These are just a few of the advantages of geofencing advertisements. Make certain that your notifications are powerful and important, that they stand out from the crowd. Too many bland pop-ups may be sufficient to cause customers to disable your notifications.
How to Use Geofencing on Social Media
Instagram is the second most popular social media site out there, with over 1 billion monthly active users. Instagram's geofencing is quite similar to Facebook's , making it simple for Facebook users to comprehend.
Unlike Facebook, however, Instagram has a polygon selecting area. This allows you to define a more specific area where your signal should be transmitted. Instagram, like Facebook, allows you to exclude specific places from your geofencing coverage.
Instagram also includes features like live geotagging, which allows users to create a temporary geofence around a live event. Using this functionality, the database may track the user's details in real-time whenever they publish a picture while at the event.
The setup procedure is comparable to those of Facebook and Instagram. When geofencing ads, Snapchat gives you the choice of turning them into main story ads or snap ads, as well as selecting different filters.
Snapchat also has geofilters, which are its own sort of geofencing. The tool replaces users' selfies with a promotional graphic. The graphics are dependent on the user's general location when they take the selfie.
Around 2.2 billion people use Facebook. It is the largest social media site today, with 1.4 billion of those users signing in and utilizing it for at least 1 or 2 hours every day.
The great news is that it's easy to set up a geofence on Facebook. You can change certain variables to target a specific audience on the platforms. You can even define the target age group for your audience as well as the gender of your adverts.

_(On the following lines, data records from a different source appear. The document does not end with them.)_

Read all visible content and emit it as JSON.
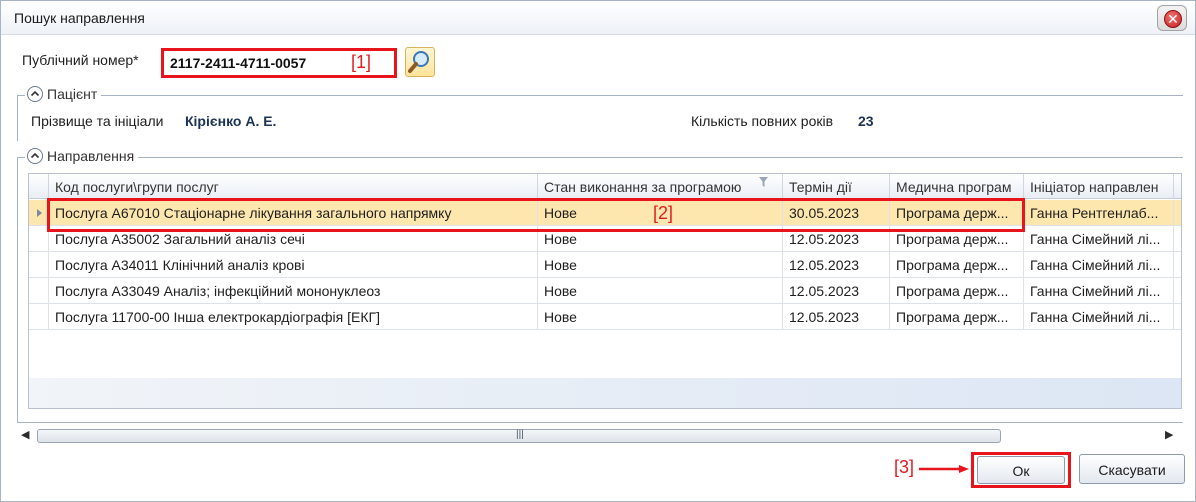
{
  "window": {
    "title": "Пошук направлення",
    "close_icon": "close-icon"
  },
  "search": {
    "label": "Публічний номер*",
    "value": "2117-2411-4711-0057",
    "marker": "[1]",
    "search_icon": "magnifier-icon"
  },
  "patient": {
    "caption": "Пацієнт",
    "name_label": "Прізвище та ініціали",
    "name_value": "Кірієнко А. Е.",
    "age_label": "Кількість повних років",
    "age_value": "23"
  },
  "referrals": {
    "caption": "Направлення",
    "columns": [
      "Код послуги\\групи послуг",
      "Стан виконання за програмою",
      "Термін дії",
      "Медична програм",
      "Ініціатор направлен"
    ],
    "rows": [
      {
        "code": "Послуга A67010 Стаціонарне лікування загального напрямку",
        "status": "Нове",
        "valid": "30.05.2023",
        "program": "Програма держ...",
        "initiator": "Ганна Рентгенлаб..."
      },
      {
        "code": "Послуга A35002 Загальний аналіз сечі",
        "status": "Нове",
        "valid": "12.05.2023",
        "program": "Програма держ...",
        "initiator": "Ганна Сімейний лі..."
      },
      {
        "code": "Послуга A34011 Клінічний аналіз крові",
        "status": "Нове",
        "valid": "12.05.2023",
        "program": "Програма держ...",
        "initiator": "Ганна Сімейний лі..."
      },
      {
        "code": "Послуга A33049 Аналіз; інфекційний мононуклеоз",
        "status": "Нове",
        "valid": "12.05.2023",
        "program": "Програма держ...",
        "initiator": "Ганна Сімейний лі..."
      },
      {
        "code": "Послуга 11700-00 Інша електрокардіографія [ЕКГ]",
        "status": "Нове",
        "valid": "12.05.2023",
        "program": "Програма держ...",
        "initiator": "Ганна Сімейний лі..."
      }
    ],
    "selected_index": 0,
    "marker": "[2]"
  },
  "buttons": {
    "ok": "Ок",
    "cancel": "Скасувати",
    "marker": "[3]"
  },
  "colors": {
    "highlight": "#e8141b",
    "selected_row": "#fde7ae",
    "accent_text": "#1d3355"
  }
}
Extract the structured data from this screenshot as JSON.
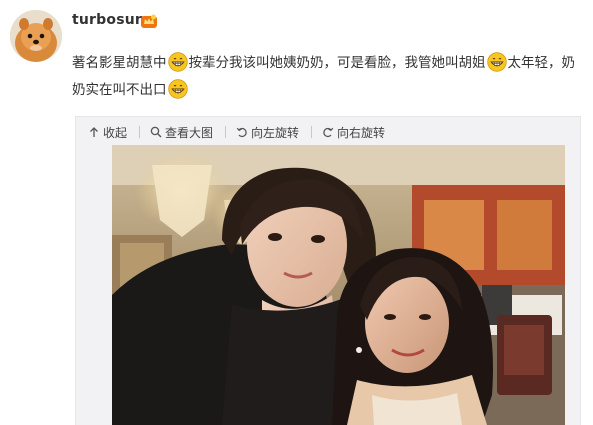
{
  "post": {
    "username": "turbosun",
    "text_segments": [
      {
        "type": "text",
        "value": "著名影星胡慧中"
      },
      {
        "type": "emoji",
        "icon": "grin-emoji-icon"
      },
      {
        "type": "text",
        "value": "按辈分我该叫她姨奶奶，可是看脸，我管她叫胡姐"
      },
      {
        "type": "emoji",
        "icon": "grin-emoji-icon"
      },
      {
        "type": "text",
        "value": "太年轻，奶奶实在叫不出口"
      },
      {
        "type": "emoji",
        "icon": "grin-emoji-icon"
      }
    ]
  },
  "media_toolbar": {
    "collapse": "收起",
    "view_large": "查看大图",
    "rotate_left": "向左旋转",
    "rotate_right": "向右旋转"
  },
  "icons": {
    "avatar": "pomeranian-dog-avatar",
    "vip": "vip-crown-badge-icon",
    "emoji": "grin-emoji-icon"
  },
  "colors": {
    "text": "#333333",
    "emoji_yellow": "#f7c623",
    "vip_orange": "#f0750f",
    "toolbar_bg": "#f2f2f5"
  }
}
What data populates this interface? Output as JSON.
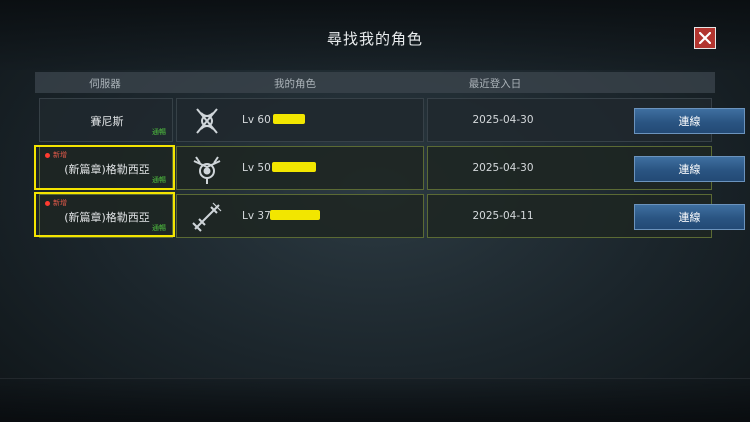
{
  "window": {
    "title": "尋找我的角色"
  },
  "table": {
    "headers": {
      "server": "伺服器",
      "character": "我的角色",
      "last_login": "最近登入日"
    },
    "rows": [
      {
        "server": "賽尼斯",
        "new_tag": "",
        "status": "通暢",
        "level": "Lv 60",
        "last_login": "2025-04-30",
        "connect": "連線",
        "class_icon": "crossed-blades-icon",
        "active": false
      },
      {
        "server": "(新篇章)格勒西亞",
        "new_tag": "新增",
        "status": "通暢",
        "level": "Lv 50",
        "last_login": "2025-04-30",
        "connect": "連線",
        "class_icon": "emblem-icon",
        "active": true
      },
      {
        "server": "(新篇章)格勒西亞",
        "new_tag": "新增",
        "status": "通暢",
        "level": "Lv 37",
        "last_login": "2025-04-11",
        "connect": "連線",
        "class_icon": "sword-icon",
        "active": true
      }
    ]
  },
  "colors": {
    "highlight": "#f4e400",
    "connect_button": "#2a5482",
    "status_green": "#4fbf3f",
    "new_red": "#ff3b30"
  }
}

When you choose a location, the websites will display a map of your general area. You can choose a specific location and Facebook will create a 1-mile-wide geofence around it. You can even use the location exclusion option to reduce the 1-mile radius. This means that you can concentrate your advertisements on a smaller , more niche area. You can also store a custom audience template to use with different advertising campaigns in the future.
Geofencing on Twitter is extensive and is comparable to how Facebook or Instagram works. Unlike the other two however, it does, however, include the ability to branch your adverts across several geographic areas. For international SEO coverage, you can even select to disperse your adverts throughout an entire target country.
You can also specify an audience in an area that speaks a particular language, limiting the adverts to only those who speak and understand the language.
Twitter allows you to tailor various areas so that you may regulate the distribution of information by state, region, or even neighborhood. This capability comes in handy when you need to distribute adverts over a broad area.
When it comes to free advertisements, Linkedin's geo-targeting works similarly to other social networking sites, and they also offer paid ads with geo-targeting choices. You can target your audience while uploading organic updates to Linkedin Pages by clicking the "Globe" symbol on the post creation page. You can also use the default selection to limit your audience.
Using hashtags as location tags is another technique to geotarget Linkedin posts. We may be confident that hashtags work for better visibility and that LinkedIn takes them into consideration in its algorithm because LinkedIn proposes more hashtags when you compose your post depending on content.
Geotargeted Linkedin advertising allows you to reach out to members based on where they reside or visit. The geographic location of members is determined by their permanent or long-term location, as well as their IP address for short-term visits.